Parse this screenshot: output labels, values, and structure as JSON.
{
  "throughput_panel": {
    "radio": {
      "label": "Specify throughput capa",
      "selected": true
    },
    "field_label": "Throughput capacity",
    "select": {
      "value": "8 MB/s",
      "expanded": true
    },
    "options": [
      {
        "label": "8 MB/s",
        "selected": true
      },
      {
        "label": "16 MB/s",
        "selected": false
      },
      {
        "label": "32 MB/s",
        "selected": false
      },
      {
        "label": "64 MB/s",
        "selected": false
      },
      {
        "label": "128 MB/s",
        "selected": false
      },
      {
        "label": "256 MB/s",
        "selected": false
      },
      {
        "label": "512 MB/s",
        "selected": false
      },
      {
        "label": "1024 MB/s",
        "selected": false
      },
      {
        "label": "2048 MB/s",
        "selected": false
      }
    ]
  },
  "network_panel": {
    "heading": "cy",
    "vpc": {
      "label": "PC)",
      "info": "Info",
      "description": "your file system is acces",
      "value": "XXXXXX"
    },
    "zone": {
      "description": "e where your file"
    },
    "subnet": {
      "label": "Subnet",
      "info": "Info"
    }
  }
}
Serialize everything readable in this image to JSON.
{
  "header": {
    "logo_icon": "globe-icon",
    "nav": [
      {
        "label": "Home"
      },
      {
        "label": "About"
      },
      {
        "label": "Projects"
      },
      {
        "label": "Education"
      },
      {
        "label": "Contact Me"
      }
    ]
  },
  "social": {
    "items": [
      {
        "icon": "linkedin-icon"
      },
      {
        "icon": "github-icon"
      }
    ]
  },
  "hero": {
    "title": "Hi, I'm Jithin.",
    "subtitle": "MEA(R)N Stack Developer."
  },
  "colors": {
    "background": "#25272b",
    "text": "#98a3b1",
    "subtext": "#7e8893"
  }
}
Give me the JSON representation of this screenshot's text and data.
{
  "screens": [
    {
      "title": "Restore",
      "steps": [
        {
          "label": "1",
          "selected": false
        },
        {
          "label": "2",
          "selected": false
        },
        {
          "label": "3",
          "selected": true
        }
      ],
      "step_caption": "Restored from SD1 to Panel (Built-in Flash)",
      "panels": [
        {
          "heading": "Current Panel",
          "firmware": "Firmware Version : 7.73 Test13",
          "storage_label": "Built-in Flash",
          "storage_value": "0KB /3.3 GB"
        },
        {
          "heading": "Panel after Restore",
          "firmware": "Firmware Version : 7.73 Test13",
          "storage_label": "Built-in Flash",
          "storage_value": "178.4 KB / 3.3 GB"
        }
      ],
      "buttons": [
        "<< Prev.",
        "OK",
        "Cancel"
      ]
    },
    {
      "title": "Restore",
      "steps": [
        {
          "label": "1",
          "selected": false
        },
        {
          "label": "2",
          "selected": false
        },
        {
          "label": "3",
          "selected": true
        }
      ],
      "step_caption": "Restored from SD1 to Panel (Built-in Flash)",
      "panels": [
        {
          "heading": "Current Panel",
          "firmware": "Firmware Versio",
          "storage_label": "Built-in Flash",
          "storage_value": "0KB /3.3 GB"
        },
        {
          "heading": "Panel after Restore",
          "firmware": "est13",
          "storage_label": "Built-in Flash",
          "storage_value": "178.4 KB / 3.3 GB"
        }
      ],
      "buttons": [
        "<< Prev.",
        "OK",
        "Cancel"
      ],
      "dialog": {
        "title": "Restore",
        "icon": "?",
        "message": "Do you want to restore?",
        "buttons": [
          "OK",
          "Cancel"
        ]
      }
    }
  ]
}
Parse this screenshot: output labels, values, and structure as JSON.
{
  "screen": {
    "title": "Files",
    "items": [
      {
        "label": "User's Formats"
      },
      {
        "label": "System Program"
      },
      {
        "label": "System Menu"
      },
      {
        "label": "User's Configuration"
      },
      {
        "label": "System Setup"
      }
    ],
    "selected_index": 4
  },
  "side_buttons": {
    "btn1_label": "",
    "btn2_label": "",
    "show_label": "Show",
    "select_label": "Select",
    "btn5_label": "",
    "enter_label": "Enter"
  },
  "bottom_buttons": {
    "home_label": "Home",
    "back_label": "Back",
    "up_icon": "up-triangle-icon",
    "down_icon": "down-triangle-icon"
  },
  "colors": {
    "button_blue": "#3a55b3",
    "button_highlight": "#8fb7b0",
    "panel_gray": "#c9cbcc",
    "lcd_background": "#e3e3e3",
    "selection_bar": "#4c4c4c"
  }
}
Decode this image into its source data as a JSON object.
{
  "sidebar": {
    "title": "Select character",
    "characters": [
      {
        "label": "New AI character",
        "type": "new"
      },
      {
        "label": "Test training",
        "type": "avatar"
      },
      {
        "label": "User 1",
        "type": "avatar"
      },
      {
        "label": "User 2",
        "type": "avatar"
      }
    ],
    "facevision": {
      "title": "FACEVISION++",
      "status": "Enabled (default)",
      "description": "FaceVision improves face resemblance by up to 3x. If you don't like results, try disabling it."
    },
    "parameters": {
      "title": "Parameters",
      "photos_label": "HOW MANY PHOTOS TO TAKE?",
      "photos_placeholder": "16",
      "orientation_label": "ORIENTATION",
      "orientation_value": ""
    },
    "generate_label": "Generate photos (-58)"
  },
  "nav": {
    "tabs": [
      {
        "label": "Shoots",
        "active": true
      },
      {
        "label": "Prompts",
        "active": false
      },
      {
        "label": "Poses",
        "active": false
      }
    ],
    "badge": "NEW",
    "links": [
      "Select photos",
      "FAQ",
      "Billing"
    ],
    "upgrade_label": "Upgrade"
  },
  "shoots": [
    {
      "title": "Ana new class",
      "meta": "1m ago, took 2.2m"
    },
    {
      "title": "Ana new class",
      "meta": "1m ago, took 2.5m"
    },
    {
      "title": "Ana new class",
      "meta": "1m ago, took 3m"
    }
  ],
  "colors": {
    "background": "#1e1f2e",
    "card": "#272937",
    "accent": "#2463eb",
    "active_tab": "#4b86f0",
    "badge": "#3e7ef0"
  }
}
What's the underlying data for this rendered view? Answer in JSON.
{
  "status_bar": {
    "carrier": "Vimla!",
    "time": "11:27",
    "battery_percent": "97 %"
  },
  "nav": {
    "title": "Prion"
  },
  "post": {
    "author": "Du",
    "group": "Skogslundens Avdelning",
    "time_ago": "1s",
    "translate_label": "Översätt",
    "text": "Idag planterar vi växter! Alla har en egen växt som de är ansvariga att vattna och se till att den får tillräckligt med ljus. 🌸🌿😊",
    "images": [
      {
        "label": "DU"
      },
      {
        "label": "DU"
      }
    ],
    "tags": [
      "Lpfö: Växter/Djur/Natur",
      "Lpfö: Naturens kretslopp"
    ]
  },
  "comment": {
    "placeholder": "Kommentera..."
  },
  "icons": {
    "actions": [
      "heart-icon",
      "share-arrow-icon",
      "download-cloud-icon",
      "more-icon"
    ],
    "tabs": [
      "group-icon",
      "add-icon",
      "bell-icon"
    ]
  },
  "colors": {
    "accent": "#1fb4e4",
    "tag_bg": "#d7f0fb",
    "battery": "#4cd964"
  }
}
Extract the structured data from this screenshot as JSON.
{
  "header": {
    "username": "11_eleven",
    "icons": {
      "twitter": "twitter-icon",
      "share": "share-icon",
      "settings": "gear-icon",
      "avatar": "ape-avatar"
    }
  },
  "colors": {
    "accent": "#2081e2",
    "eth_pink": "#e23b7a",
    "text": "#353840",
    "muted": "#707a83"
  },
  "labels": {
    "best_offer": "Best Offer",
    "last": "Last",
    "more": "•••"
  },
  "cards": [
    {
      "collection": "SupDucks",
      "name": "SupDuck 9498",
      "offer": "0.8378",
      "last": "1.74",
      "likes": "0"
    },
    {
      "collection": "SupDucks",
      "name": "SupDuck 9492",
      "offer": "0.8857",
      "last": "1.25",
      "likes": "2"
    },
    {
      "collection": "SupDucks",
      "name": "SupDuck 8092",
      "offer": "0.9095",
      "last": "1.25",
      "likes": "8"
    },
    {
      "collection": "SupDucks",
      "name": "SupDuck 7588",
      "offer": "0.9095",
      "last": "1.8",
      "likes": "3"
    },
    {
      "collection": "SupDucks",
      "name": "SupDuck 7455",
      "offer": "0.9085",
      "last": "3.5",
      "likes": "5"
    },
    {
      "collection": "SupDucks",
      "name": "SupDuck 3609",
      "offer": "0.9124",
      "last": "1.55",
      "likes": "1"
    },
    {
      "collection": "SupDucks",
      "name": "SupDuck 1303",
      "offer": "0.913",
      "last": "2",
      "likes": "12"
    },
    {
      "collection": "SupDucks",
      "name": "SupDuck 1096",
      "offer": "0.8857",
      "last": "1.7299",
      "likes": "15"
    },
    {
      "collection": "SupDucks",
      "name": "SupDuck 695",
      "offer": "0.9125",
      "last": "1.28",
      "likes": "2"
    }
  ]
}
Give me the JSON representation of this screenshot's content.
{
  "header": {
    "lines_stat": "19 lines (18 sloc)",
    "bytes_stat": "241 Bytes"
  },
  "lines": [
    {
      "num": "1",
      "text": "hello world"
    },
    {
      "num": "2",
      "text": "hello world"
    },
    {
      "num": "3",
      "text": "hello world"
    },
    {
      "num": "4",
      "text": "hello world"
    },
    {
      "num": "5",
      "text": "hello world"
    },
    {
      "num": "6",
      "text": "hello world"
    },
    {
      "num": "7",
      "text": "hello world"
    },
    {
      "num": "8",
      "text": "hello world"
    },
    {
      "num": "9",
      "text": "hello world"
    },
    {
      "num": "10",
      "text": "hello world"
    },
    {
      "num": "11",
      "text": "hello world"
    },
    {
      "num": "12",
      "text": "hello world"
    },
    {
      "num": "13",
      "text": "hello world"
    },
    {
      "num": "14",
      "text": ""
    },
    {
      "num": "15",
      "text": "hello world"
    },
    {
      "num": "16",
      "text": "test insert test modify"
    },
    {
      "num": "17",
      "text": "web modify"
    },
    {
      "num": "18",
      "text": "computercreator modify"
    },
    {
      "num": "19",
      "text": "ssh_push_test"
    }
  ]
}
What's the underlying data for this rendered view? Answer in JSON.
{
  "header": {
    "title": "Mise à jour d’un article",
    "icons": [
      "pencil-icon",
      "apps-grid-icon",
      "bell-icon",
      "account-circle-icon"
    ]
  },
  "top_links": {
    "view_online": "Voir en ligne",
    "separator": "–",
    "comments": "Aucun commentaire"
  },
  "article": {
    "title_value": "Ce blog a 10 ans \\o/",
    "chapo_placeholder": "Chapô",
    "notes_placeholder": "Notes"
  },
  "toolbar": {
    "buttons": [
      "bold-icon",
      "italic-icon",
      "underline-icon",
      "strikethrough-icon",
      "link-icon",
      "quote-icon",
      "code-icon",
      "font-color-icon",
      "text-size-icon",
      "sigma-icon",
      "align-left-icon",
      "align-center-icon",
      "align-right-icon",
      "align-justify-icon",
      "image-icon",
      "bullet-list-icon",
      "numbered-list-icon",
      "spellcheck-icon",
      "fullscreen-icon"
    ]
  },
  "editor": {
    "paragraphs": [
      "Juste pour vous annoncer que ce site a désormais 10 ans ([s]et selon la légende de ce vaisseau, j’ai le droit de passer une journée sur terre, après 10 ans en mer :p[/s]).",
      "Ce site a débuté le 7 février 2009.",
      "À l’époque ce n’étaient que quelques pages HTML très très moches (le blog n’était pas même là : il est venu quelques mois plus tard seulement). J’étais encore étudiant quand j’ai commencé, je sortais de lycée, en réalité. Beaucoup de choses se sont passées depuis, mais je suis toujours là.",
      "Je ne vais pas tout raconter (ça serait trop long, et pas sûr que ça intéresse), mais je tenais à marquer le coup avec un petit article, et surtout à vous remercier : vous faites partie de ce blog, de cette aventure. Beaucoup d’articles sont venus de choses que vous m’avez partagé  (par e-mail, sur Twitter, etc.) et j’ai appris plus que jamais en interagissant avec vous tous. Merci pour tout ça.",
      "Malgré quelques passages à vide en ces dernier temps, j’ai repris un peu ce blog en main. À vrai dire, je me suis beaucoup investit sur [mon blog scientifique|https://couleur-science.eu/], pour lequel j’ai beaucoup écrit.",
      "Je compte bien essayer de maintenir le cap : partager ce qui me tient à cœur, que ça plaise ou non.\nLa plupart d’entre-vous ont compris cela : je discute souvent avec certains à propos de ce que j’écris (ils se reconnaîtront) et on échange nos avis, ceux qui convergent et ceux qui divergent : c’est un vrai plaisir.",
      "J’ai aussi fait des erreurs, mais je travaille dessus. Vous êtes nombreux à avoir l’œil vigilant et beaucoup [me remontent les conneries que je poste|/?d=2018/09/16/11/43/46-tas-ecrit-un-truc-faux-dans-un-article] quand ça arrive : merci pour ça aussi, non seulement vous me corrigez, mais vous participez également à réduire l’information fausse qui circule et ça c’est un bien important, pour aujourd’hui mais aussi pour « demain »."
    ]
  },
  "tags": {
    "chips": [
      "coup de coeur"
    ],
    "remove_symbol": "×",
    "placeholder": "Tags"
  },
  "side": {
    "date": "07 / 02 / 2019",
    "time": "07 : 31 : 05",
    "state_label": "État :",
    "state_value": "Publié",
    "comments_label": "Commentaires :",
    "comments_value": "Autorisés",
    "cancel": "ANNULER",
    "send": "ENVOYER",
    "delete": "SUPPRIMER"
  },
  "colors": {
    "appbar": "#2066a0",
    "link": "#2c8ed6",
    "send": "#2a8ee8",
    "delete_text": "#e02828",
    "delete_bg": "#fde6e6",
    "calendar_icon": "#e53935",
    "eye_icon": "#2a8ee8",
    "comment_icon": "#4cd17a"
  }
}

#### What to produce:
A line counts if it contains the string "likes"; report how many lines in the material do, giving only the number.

#### Response area:
9